Good Times in Toronto, South China Morning Post
Toronto the Good: that’s what the Victorians used to call Canada’s largest city. Back in the 19th century, it was a bastion of morality, where keeping up appearances was crucial and boarding houses were strictly shut at ten o’clock to prevent any untoward behavior on the streets. How times change.
The city is no longer the strait-laced goody-goody it once was. It has developed a seductive cultural underbelly of cutting-edge shops, galleries, restaurants and bars, and with a growing creative community hell bent on having as much fun as possible, that’s a rule that applies 24 hours a day. Today, it’s not so much good, as good times.
I have come to the city to put this theory to the test. It is early October, a season that seems best suited to Canada, and the colours and autumnal hues on the tree-lined streets of Yorkville are vibrant. The streets too are buzzing with life – the Toronto International Film Festival (TIFF) has just finished, George Clooney has left Bloor Street West and The Hazelton Hotel behind, and the weekend is within touching distance. Joining the Friday crowds, my plans are to spend 24 hours in the company of those who know the city best.
My first appointment is with local celebrity and director of Insider Shopping Toronto, Barbara Captijn, the city’s premiere personal shopper. Like a cross between Sex and the City’s Sarah Jessica Parker and a more sophisticated, leather-trouser wrapped Martha Stewart, she knows Toronto’s boutiques better than anyone with a new credit card.

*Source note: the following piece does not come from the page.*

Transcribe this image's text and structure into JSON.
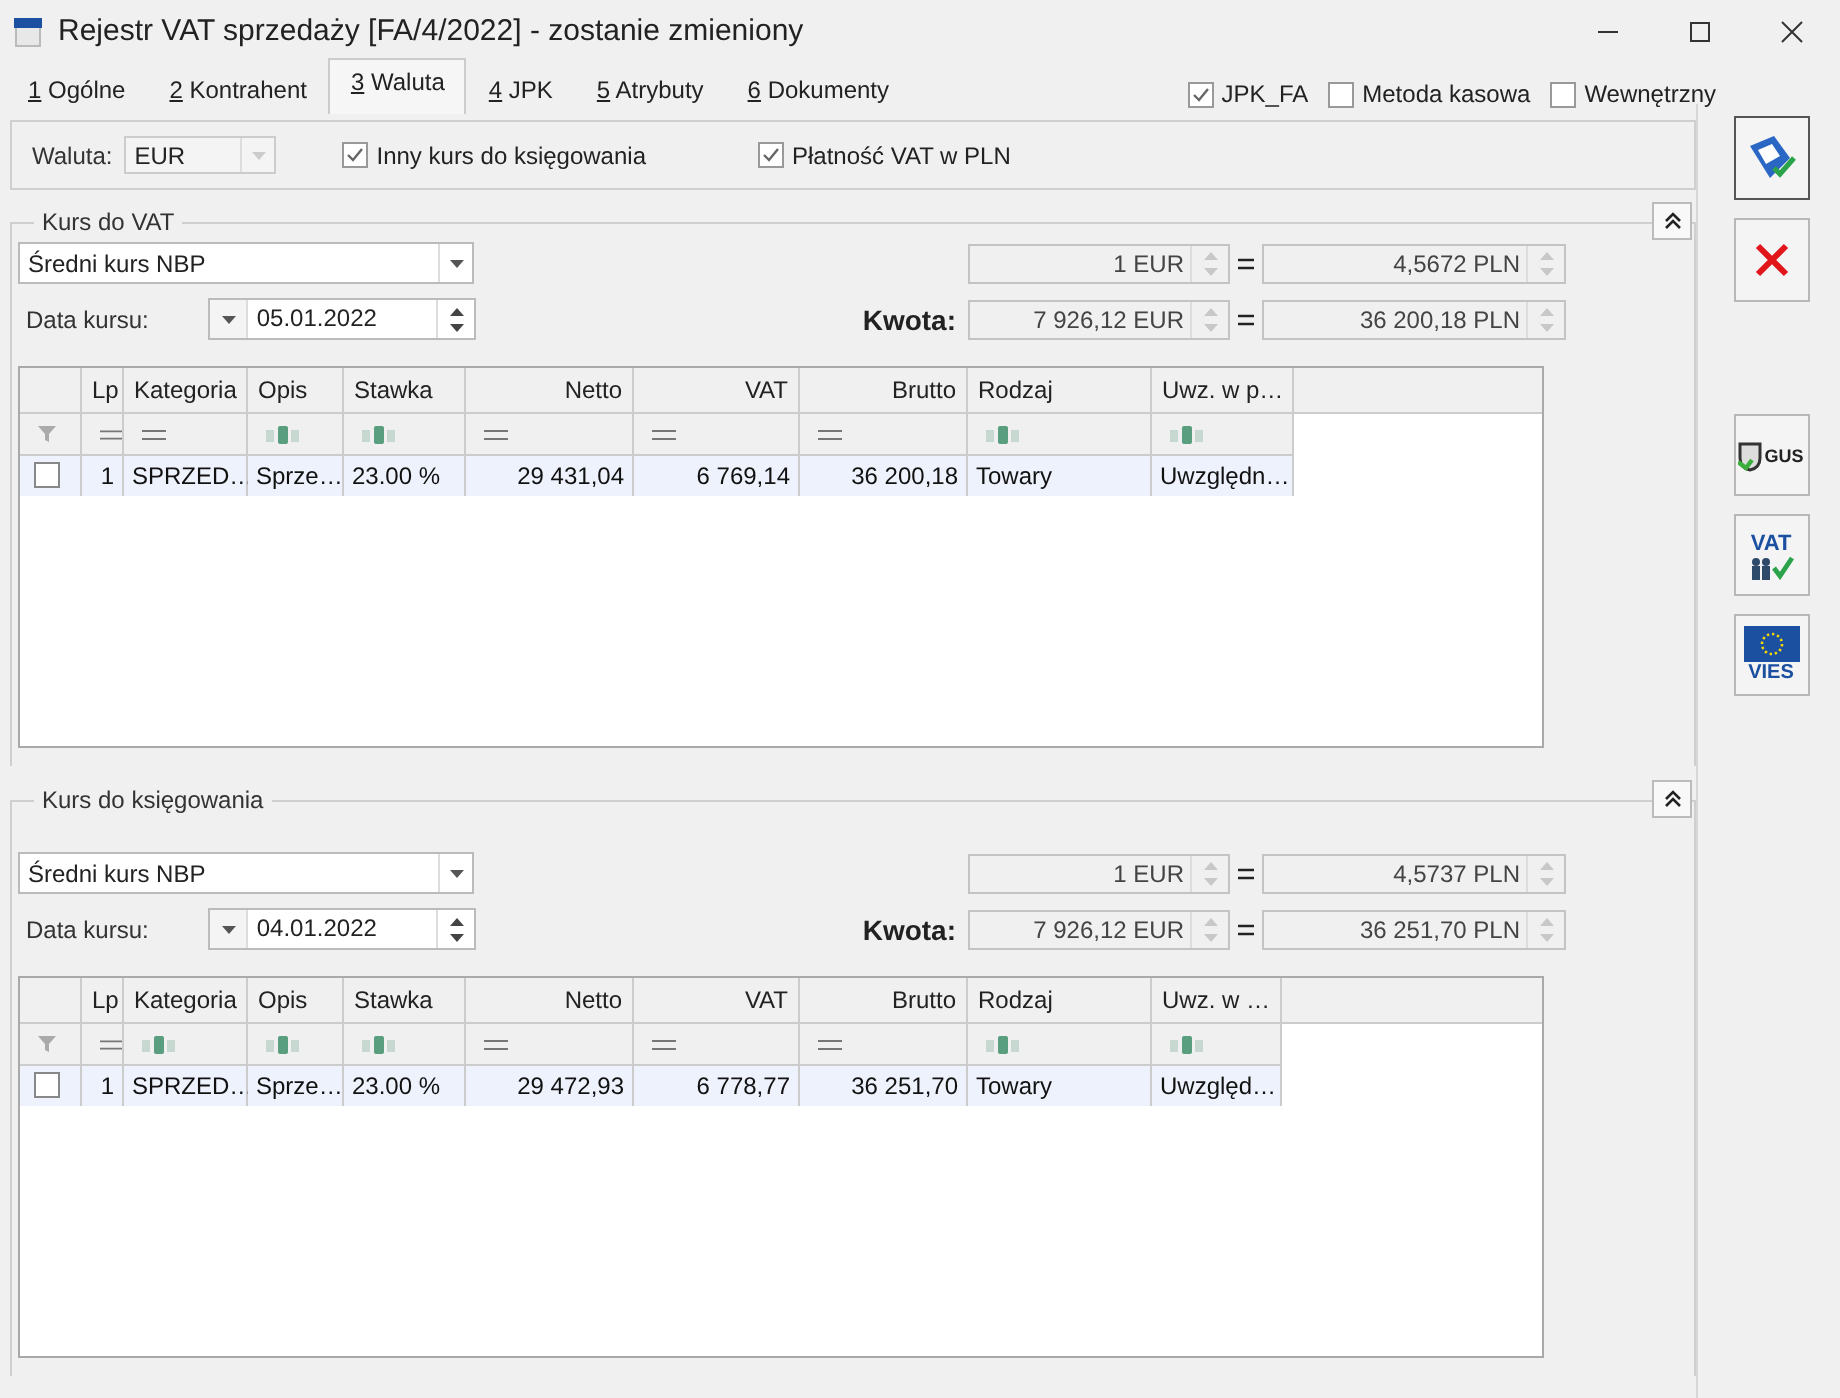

“We have such a great diversity of local clothing and jewellery designers and so many different pockets of shopping,” she purrs. “There’s chic Yorkville, funky Queen West, then the financial district.” She list off Hugo Nicholson’s boutique for red-carpet cocktail and evening wear; David’s for the best selection of up-market shoes, bags and boots; and George C. a small cozy boutique for hot fashions.” It is a world away from what Canada is more famous for – red and black checked lumberjack shirts and goose-down winter jackets.
With a relatively weak Canadian dollar, Toronto’s boutiques are literally dripping with dresses, bag and heels that shoppers won’t find anywhere else outside North America. It’s also rich pickings for those seeking to unearth new designers before they become mass market. In each boutique, Barbara introduces me to a young crowd of hip designers, red-beret wearing models and creative fashion graduates. Each one has more style in their pinkie finger than I could muster from my entire wardrobe.

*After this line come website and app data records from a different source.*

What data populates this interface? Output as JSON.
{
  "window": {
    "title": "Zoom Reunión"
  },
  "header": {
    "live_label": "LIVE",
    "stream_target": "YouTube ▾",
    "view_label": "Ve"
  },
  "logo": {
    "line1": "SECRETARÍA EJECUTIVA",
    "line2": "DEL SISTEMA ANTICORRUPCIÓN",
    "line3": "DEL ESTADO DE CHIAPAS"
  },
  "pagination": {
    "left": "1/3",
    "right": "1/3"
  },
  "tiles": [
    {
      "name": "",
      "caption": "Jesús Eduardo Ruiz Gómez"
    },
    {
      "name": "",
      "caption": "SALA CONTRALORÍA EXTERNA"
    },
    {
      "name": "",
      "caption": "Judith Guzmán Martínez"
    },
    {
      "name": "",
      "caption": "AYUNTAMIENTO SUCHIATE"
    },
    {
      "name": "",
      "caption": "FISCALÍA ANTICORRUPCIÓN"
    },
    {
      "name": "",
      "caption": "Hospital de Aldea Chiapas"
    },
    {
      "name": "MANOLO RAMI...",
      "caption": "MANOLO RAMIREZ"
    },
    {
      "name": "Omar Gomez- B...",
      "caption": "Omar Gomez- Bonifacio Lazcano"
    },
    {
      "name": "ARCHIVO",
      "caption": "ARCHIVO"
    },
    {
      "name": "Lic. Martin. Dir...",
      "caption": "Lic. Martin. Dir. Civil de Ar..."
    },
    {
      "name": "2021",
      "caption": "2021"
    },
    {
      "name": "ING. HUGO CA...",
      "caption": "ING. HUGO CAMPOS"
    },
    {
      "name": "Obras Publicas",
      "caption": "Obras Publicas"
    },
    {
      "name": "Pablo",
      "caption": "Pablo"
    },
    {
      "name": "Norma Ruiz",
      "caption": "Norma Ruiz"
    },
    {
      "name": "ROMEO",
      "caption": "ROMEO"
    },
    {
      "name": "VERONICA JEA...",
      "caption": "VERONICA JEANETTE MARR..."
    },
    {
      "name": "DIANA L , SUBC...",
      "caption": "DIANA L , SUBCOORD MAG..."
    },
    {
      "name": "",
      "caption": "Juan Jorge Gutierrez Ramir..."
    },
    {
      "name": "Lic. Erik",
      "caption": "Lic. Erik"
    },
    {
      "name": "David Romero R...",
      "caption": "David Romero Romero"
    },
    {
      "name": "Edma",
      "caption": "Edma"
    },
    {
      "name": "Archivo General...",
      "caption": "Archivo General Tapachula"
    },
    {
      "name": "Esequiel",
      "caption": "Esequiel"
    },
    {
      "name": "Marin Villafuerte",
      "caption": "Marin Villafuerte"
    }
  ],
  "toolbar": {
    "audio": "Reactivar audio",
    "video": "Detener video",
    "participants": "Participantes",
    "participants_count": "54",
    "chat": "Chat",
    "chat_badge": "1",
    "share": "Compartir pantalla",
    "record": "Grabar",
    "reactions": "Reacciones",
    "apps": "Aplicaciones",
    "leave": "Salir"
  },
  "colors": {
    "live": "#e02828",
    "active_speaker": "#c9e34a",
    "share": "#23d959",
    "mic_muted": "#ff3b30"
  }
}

My next stop is to meet Toronto-based art critic and founder of Art InSite tours, Betty Ann Jordan. “Toronto is a magnet for art of all kinds,” she says. “The gallery and museum district in the Yorkville area is a concentrated, highly walkable destination of considerable cultural as well as artistic importance.” Following recent improvements to the city’s cultural infrastructure – including the opening of the Historic Distillery District, the US$260 million renovation of the Art Gallery of Ontario (AGO) by local native Frank Gehry, and the addition of the city’s first purpose built opera house – Toronto has hit critical mass. It’s definitely a change from when Toronto used to be called Hogtown – an in joke about the days when there used to be more pigs than people.
Perhaps the most interesting district for hedonists, however, is the Queen Street West area. Beyond the Museum of Contemporary Canadian Art (MOCCA), even the restaurants and hotels dabble in a subversive cultural scene. Dominated by the boutique Drake Hotel, which boasts its own on-call cultural concierge, in-house art collection and a full-time art curator, the area is a focal point for a number of festivals. In particular, The Drake is a satellite venue for the film festival and the Toronto International Art Fair, held annually in November.
There’s clearly a lot going on, but as I find out from local historian Richard Fiennes-Clinton, it’s only a relatively recent change. “Montreal used to be the centre of business and finance – but at the end of the 1960s and 1970s, the French separatist movement sparked a wave of immigration to Toronto from eastern Canada,” says Fiennes-Clinton. “The city has attracted immigrants ever since, with a huge knock-on cultural effect.” Add to this, an influx of people from across western Canada, Asia and Europe – in particular Portuguese, Indian and Chinese communities – and it has led to a creative surge that runs through the different ethnic suburban pockets of the city.
As a famous party town, Toronto really comes into its own after dark, when light after neon light flickers on across the city. From the heights of Canoe, a high octane, award-winning restaurant and cocktail stop on the 54th floor of the TD Bank Tower, the view is mesmerising. The locals say that Toronto is like New York but only run by the Swiss – and it’s this refreshing perspective that’s brought to the table at Canoe. Here, head chef Anthony Walsh specialises in native produce and shows off the country’s growing sense of culinary identity; on the menu there’s maple cured British Columbian salmon, Yarmouth lobster and roasted Alberta lamb sirloin.
Much later, I find myself surrounded by locals at The Dakota Tavern listening to house band The Beauties. Following a whistle-stop tour of some of the city’s best bars – including Wayne Gretsky’s (owned by the all-star ice hockey player) and Scotland Yard on the Esplanade – the good times are flowing and beer caps are being flipped. The time has gone way past ten o’clock but I get the feeling that the real party is only just beginning. The after dark motto is “turn up your downtime”. It feels entirely appropriate.